  • Ensuring high standards of environmental protection and product safety is a major component of the performance of the Single Market spanning over a broad range of economic activities. The size and importance of the Single Market gives Europe a high profile and influence on global issues such as climate protection and the respect of the rule of law and human rights.
  • At the core of the Single Market, standardisation plays a key role to further the EU sustainable development agenda.
  • The Single Market has gone a long way in integrating public procurement across Europe, but the performance in public procurement could still be improved.
  • The Single Market provides a stable and predictable environment for businesses that can provide a safe-harbour to carry out operations internally and across the globe. 
  • The size and importance of the Single Market give Europe a high profile and influence on global issues such as climate protection and the respect of the rule of law and human rights.

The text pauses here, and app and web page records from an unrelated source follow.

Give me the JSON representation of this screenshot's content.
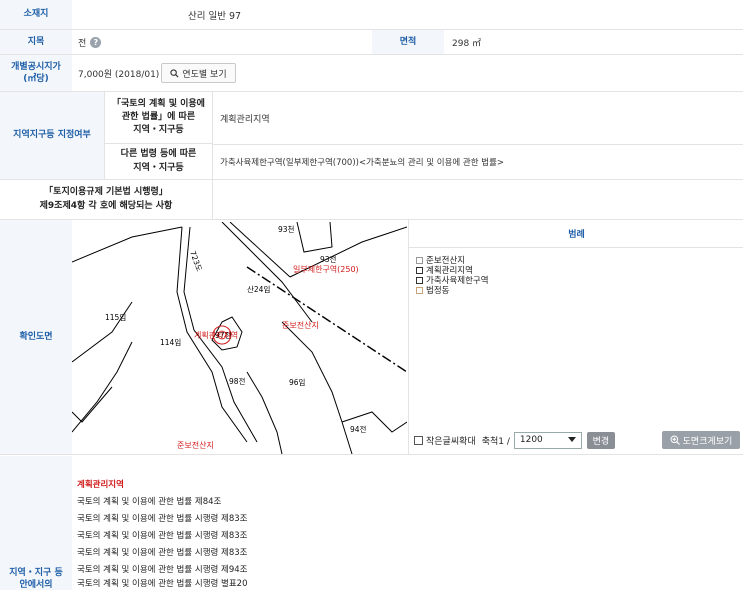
{
  "location": {
    "label": "소재지",
    "value": "산리 일반 97"
  },
  "jimok": {
    "label": "지목",
    "value": "전",
    "help_icon": "?"
  },
  "area": {
    "label": "면적",
    "value": "298 ㎡"
  },
  "price": {
    "label_line1": "개별공시지가",
    "label_line2": "(㎡당)",
    "value": "7,000원 (2018/01)",
    "button_label": "연도별 보기",
    "button_icon": "search-icon"
  },
  "zoning": {
    "label": "지역지구등 지정여부",
    "sub1": {
      "line1": "「국토의 계획 및 이용에",
      "line2": "관한 법률」에 따른",
      "line3": "지역・지구등",
      "value": "계획관리지역"
    },
    "sub2": {
      "line1": "다른 법령 등에 따른",
      "line2": "지역・지구등",
      "value": "가축사육제한구역(일부제한구역(700))<가축분뇨의 관리 및 이용에 관한 법률>"
    }
  },
  "enforcement": {
    "line1": "「토지이용규제 기본법 시행령」",
    "line2": "제9조제4항 각 호에 해당되는 사항",
    "value": ""
  },
  "map_section": {
    "label": "확인도면",
    "map_labels": {
      "parcel_93": "93천",
      "parcel_93_2": "93전",
      "road_723": "723도",
      "restriction_zone": "일부제한구역(250)",
      "mountain_24": "산24임",
      "parcel_115": "115임",
      "parcel_114": "114임",
      "plan_zone": "계획관리지역",
      "parcel_97": "97전",
      "prep_forest_1": "준보전산지",
      "parcel_98": "98전",
      "parcel_96": "96임",
      "parcel_94": "94전",
      "prep_forest_2": "준보전산지"
    },
    "legend_title": "범례",
    "legend_items": [
      "준보전산지",
      "계획관리지역",
      "가축사육제한구역",
      "법정동"
    ],
    "small_text_label": "작은글씨확대",
    "scale_label": "축척1 /",
    "scale_value": "1200",
    "change_button": "변경",
    "enlarge_button": "도면크게보기"
  },
  "acts_section": {
    "label_line1": "지역・지구 등",
    "label_line2": "안에서의",
    "heading": "계획관리지역",
    "items": [
      "국토의 계획 및 이용에 관한 법률 제84조",
      "국토의 계획 및 이용에 관한 법률 시행령 제83조",
      "국토의 계획 및 이용에 관한 법률 시행령 제83조",
      "국토의 계획 및 이용에 관한 법률 시행령 제83조",
      "국토의 계획 및 이용에 관한 법률 시행령 제94조",
      "국토의 계획 및 이용에 관한 법률 시행령 별표20"
    ]
  },
  "colors": {
    "label_blue": "#1f5fa8",
    "label_bg": "#f3f6fa",
    "zone_red": "#d11a1a"
  }
}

Why is the Single Market Performance report now part of the Autumn package?

The consideration of cross-border activities in the Single Market will help better understand the spillover effects of national policy measures and the impact of structural reforms, not just at the domestic level but also for the Union as a whole. While the Semester country reports and country-specific recommendations focus on Member States, this report takes a broader EU level perspective and zooms on the Single Market's overall deliverables.

Annual Monitoring Report on the Structural Reform Support Programme

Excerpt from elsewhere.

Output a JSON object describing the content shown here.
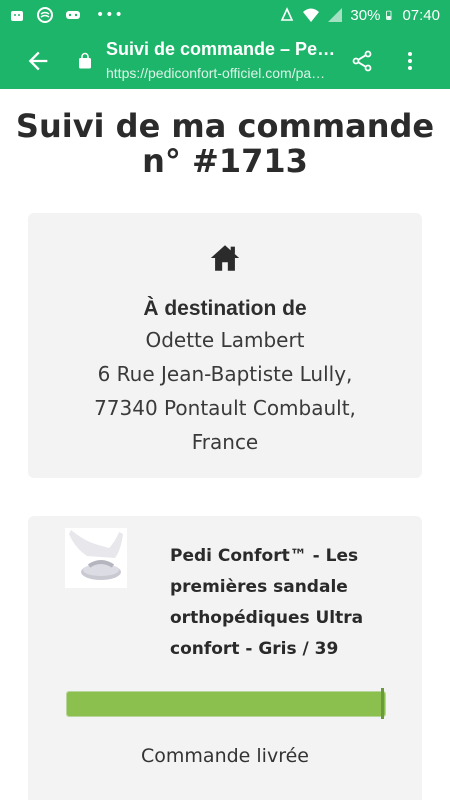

What is the Annual Monitoring Report on the Structural Reform Support Programme? How does it fit into the European Semester?

The Structural Reform Support Programme entered into force in May 2017 and has a budget of €222.8 million until 2020. It provides tailor-made expertise on the practical aspects of reforms in Member States. The programme is available to all EU Member States upon their request.

The Commission monitors how support measures financed by the programme are implemented and provides an annual monitoring report for each year of the implementation. In 2018, 146 requests from 24 Member States were selected for funding from the programme. 93% relate directly to the strategic priorities of the EU such as the implementation of reform challenges highlighted in the European Semester process; implementation of Union priorities, including the establishment of a capital markets union, a digital single market and an energy union); and EU law. The remaining 7% are linked to the implementation of Member States' own reforms.

Source: European Commission